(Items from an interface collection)
▬▬▬▬▬▬
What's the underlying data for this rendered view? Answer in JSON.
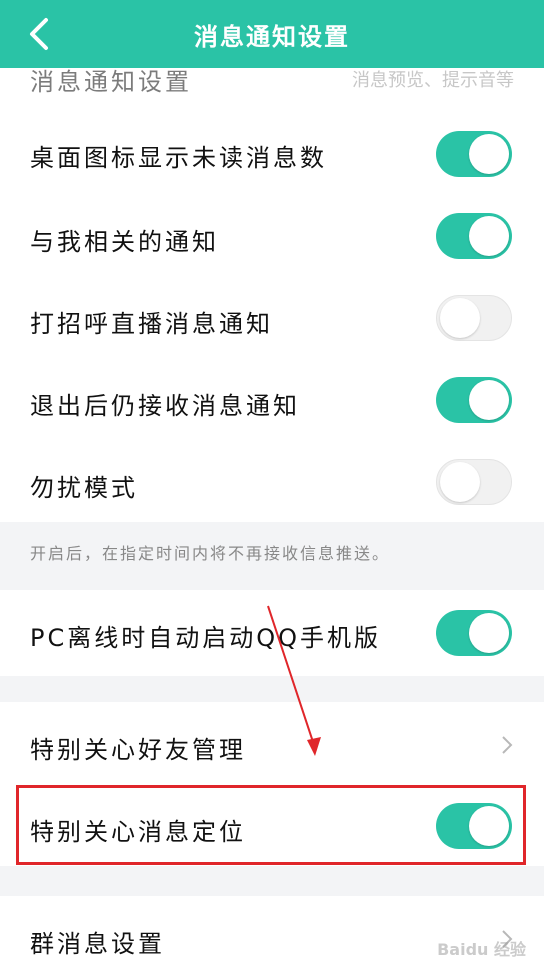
{
  "header": {
    "title": "消息通知设置"
  },
  "partial_row": {
    "label": "消息通知设置",
    "value": "消息预览、提示音等"
  },
  "settings": [
    {
      "label": "桌面图标显示未读消息数",
      "on": true
    },
    {
      "label": "与我相关的通知",
      "on": true
    },
    {
      "label": "打招呼直播消息通知",
      "on": false
    },
    {
      "label": "退出后仍接收消息通知",
      "on": true
    },
    {
      "label": "勿扰模式",
      "on": false
    }
  ],
  "note": "开启后，在指定时间内将不再接收信息推送。",
  "pc_row": {
    "label": "PC离线时自动启动QQ手机版",
    "on": true
  },
  "special_manage": {
    "label": "特别关心好友管理"
  },
  "special_locate": {
    "label": "特别关心消息定位",
    "on": true
  },
  "group_settings": {
    "label": "群消息设置"
  },
  "watermark": "Baidu 经验",
  "colors": {
    "accent": "#2ac3a6",
    "highlight": "#e0262a"
  }
}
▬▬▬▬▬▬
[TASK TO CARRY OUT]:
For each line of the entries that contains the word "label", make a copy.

[ANSWER FOR THE TASK]:
    "label": "消息通知设置",
      "label": "桌面图标显示未读消息数",
      "label": "与我相关的通知",
      "label": "打招呼直播消息通知",
      "label": "退出后仍接收消息通知",
      "label": "勿扰模式",
    "label": "PC离线时自动启动QQ手机版",
    "label": "特别关心好友管理"
    "label": "特别关心消息定位",
    "label": "群消息设置"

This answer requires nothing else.